_PROBLEM STATEMENT_. Of the lines below, report only those that contain "Night".

_RECORDS FOR THE TASK_.
%%

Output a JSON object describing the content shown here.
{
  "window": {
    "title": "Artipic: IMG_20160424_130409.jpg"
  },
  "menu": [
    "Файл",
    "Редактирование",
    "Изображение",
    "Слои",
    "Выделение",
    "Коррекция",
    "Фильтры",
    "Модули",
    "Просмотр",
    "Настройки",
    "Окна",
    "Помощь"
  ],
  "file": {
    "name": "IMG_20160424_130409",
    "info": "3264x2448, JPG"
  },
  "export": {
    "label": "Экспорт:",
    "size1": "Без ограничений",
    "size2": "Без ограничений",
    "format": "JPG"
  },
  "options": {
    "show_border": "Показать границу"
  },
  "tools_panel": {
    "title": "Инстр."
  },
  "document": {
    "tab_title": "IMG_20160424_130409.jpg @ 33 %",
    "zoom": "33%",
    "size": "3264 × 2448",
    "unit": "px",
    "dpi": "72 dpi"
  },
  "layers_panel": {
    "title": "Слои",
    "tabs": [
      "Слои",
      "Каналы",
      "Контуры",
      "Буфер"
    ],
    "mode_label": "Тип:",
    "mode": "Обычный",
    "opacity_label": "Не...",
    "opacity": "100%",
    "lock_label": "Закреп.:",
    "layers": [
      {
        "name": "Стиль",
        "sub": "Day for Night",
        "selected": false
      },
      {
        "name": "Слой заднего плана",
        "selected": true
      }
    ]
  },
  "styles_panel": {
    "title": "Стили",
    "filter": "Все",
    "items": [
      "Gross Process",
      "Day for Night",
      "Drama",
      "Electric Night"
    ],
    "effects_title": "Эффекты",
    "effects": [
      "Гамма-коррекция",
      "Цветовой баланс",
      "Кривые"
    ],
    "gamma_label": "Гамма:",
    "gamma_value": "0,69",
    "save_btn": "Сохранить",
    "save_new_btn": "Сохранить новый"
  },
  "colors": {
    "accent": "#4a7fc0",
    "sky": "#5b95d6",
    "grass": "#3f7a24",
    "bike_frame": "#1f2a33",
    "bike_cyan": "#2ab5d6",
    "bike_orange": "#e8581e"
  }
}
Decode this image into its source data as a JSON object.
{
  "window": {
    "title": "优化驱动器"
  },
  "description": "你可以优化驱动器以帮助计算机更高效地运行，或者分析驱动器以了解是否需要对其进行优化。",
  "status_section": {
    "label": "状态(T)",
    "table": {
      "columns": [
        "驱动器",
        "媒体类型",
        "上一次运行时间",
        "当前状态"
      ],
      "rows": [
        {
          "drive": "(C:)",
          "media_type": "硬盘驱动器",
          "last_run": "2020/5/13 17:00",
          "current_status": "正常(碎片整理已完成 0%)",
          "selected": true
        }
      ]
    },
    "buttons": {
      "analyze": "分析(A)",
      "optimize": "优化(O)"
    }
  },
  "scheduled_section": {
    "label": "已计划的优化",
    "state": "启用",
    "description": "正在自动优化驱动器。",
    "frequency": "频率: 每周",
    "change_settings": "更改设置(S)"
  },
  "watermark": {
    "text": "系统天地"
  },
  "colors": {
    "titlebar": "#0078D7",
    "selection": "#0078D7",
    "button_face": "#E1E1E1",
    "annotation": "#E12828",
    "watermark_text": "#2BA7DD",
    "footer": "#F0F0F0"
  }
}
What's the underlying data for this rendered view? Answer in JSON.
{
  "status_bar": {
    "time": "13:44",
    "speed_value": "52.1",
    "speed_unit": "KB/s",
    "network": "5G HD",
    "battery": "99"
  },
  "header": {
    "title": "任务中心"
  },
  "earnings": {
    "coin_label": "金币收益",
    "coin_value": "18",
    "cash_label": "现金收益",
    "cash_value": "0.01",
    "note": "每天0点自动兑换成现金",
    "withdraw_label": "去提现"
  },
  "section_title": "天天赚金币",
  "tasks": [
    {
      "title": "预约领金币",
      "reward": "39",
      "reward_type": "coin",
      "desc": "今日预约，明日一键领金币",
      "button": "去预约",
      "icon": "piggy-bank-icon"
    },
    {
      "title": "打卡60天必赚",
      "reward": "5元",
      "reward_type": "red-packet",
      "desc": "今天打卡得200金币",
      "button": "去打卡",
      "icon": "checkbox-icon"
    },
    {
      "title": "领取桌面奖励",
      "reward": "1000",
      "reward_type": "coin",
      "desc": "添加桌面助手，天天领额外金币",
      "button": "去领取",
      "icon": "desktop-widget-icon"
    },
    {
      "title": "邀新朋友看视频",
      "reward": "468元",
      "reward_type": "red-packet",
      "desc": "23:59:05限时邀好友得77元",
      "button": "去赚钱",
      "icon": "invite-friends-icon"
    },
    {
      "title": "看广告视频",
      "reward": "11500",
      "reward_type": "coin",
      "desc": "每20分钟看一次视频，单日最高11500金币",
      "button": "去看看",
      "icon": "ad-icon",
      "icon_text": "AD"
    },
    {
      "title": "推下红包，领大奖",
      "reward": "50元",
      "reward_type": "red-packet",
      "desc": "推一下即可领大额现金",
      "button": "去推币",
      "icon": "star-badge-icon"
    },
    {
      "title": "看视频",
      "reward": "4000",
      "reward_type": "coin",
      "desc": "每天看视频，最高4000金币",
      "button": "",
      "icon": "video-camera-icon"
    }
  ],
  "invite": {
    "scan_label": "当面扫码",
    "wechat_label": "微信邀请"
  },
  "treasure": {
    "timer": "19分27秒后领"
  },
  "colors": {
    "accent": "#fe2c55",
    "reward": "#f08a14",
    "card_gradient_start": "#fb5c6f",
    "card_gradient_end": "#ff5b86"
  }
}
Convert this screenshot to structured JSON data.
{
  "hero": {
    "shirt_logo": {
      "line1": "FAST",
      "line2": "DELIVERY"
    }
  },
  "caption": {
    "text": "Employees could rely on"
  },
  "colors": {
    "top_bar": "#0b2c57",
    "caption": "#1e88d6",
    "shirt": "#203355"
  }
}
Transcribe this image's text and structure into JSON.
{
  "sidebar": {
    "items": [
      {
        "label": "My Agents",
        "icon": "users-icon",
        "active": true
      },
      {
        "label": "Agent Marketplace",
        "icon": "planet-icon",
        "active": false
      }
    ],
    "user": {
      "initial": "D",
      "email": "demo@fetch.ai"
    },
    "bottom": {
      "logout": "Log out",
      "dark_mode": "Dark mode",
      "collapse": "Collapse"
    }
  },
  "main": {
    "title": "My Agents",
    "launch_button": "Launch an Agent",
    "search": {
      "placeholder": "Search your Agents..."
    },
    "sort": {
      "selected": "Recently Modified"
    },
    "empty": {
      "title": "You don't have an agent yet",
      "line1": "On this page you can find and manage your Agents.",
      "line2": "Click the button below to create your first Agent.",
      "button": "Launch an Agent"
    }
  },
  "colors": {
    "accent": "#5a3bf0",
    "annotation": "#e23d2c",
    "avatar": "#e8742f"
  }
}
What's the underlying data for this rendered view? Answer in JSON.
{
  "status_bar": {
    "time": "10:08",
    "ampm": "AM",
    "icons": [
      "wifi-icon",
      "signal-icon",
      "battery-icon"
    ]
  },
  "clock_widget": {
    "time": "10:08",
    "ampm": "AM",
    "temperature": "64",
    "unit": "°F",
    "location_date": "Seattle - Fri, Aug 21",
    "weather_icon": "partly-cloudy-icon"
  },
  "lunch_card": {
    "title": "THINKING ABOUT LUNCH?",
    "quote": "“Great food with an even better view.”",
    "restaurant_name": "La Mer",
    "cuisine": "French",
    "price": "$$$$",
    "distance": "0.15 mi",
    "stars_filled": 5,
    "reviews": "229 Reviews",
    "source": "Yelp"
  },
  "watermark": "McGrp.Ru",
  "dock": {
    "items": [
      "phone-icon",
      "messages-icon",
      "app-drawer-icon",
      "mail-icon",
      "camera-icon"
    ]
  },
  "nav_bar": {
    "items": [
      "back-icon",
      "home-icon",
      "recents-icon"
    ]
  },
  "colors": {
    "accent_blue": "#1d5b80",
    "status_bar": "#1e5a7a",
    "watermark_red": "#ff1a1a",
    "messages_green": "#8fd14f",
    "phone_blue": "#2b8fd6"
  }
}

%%

_SOLUTION TO THIS EXERCISE_.
        "sub": "Day for Night",
      "Day for Night",
      "Electric Night"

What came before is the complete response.